The costs of these rehabs and customized tenant improvements (TI) continue their steady rise. The big, more established developers are agreeing to spend $100 psf (often includes furniture and cabling) on TI, but are are demanding longer terms in order to amortize the TI. 7- to 15-year terms are becoming more common.
WeWork is the largest office user in CBD Denver and Manhattan, by the way. They are the aggregator of small tenants. They usually require one- to two-year leases at much higher rates than those charged for longer term leases. The small business that has demand for 3,000 square feet of space does not want to invest in TI or deal with long-term leases. The vision of their businesses is of fast growth and expansion.
At 150 square feet per employee an office space of 3,000 square feet can accommodate 20-employees. Brokers think uncertainty drives tenants to WeWork. The argument seems to be that if you believe in your business, you can sign a long-term lease. If not, sign a short-term lease. I would argue otherwise. It could be that they believe in their business and are certain it will grow rapidly and will quickly outgrow the 3,000 square feet. Today the business may need to keep expenses low while it builds its cash position.
The availability of parking is a critical factor in site selection in Denver and most CBDs in the US. As companies add more sardines to the can, parking becomes even more difficult. If the trend of cramming more FTEs into the same space continues, perhaps getting to 10 FTEs per 1000 square feet, the parking problem gets worse and worse. Maybe scooters are the solution when the weather is nice; maybe not if an employee gets killed.
Every trip by car that ends in the CBD requires a parking spot.
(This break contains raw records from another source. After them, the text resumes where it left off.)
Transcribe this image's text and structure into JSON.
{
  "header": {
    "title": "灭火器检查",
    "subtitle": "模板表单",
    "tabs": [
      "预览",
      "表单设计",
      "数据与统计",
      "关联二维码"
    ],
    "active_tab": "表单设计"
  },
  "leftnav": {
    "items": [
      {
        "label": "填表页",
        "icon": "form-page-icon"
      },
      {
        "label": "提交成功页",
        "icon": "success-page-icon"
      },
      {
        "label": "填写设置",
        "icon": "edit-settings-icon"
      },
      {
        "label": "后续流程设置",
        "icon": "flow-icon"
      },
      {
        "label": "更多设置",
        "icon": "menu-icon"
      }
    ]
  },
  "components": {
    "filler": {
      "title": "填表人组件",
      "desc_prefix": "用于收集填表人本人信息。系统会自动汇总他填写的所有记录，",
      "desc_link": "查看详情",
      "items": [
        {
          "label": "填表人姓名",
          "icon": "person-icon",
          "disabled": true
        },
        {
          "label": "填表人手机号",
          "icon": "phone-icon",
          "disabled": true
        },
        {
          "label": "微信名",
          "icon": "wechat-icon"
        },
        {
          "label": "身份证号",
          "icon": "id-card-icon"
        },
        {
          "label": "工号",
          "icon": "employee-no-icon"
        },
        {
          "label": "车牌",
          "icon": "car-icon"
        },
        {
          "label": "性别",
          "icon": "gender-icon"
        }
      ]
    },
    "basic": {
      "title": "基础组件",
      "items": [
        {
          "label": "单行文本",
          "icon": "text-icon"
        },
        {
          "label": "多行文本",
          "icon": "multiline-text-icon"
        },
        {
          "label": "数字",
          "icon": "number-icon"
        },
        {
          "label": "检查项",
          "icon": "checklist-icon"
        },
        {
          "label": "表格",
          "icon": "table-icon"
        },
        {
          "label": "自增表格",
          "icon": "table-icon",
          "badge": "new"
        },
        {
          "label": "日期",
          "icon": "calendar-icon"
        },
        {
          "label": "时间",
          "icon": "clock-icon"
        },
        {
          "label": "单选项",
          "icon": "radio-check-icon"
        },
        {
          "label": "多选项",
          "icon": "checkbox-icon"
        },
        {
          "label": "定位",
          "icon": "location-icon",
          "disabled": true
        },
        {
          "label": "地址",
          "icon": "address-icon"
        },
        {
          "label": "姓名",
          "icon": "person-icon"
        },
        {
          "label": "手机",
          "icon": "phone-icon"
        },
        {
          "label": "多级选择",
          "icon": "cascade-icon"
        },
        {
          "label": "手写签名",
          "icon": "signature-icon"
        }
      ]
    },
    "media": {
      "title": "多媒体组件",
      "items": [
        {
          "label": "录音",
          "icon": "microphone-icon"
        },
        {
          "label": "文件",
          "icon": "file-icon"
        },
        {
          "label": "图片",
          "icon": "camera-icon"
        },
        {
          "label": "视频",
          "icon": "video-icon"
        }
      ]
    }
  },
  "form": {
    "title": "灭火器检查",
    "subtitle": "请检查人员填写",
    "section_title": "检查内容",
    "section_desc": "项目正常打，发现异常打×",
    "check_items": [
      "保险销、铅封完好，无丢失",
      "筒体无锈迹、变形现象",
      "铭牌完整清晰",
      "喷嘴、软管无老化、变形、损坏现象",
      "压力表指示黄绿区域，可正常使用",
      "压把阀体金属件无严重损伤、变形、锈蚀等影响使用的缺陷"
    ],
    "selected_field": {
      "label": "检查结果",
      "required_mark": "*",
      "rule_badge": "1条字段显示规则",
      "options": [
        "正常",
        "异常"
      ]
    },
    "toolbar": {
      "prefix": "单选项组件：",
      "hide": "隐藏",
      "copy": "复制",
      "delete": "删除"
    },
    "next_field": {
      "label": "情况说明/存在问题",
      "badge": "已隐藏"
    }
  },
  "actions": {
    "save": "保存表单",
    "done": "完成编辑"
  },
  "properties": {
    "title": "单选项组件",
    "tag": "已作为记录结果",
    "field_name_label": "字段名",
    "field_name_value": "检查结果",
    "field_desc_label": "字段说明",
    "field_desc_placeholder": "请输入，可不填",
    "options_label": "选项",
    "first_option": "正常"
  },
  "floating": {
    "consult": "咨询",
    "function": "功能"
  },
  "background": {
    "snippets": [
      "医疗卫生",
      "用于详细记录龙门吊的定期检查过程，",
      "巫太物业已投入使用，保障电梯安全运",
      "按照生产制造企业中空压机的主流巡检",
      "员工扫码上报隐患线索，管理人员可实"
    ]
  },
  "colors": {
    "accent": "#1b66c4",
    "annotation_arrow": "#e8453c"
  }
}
As the density of more FTEs per square foot in office buildings in the CBD increases, parking becomes a bigger problem. One solution would be to increase the supply of parking spaces. Building parking garages is expensive. It has a negative impact on the environment and often is in conflict with community master plans that hope to improve the city’s walkability, or, in Denver’s case, bikeability.
Another solution might be to use the existing spaces more efficiently by, for example, having an app that identifies available spaces all the time. Demand could be reduced by having improved mass transit, or prohibiting automobiles in the CBD by offering parking “on the edge” with buses to the CBD. Lastly, the demand could be reduced by taxing the parking spaces so much it is not economically feasible to drive one’s car to the CBD.
Maybe mass transit will solve the parking problem. So far, no city in the US has a plan that has resolved the issue.
The demand in the CBD will stay strong until the tipping point is reached. The tipping point may be driven by office rents, the lack of parking, a change in the demographics of the employees (after all some will get married and require schools and larger homes), salary demands, or a combination of all of the preceding. Perhaps some innovative developer can create the same “vibe” that the CBD presents in a location in Lakewood, or east of DTC, or maybe even Aurora. After all, Aurora has lots of available land. Urbanized suburbs are popping up in a number of cities, with highly walkable and amenitized neighborhoods presenting opportunities for institutional real estate investors, companies, and families.
 Risky Business: Investors Are on The Hunt For Better Risk-Adjusted Returns In Secondary Markets, September 14, 2018, Champaign Williams; https://www.bisnow.com/national/news/capital-markets/risky-business-investors-are-on-the-hunt-for-better-risk-adjusted-returns-in-secondary-markets-92831?rt=62678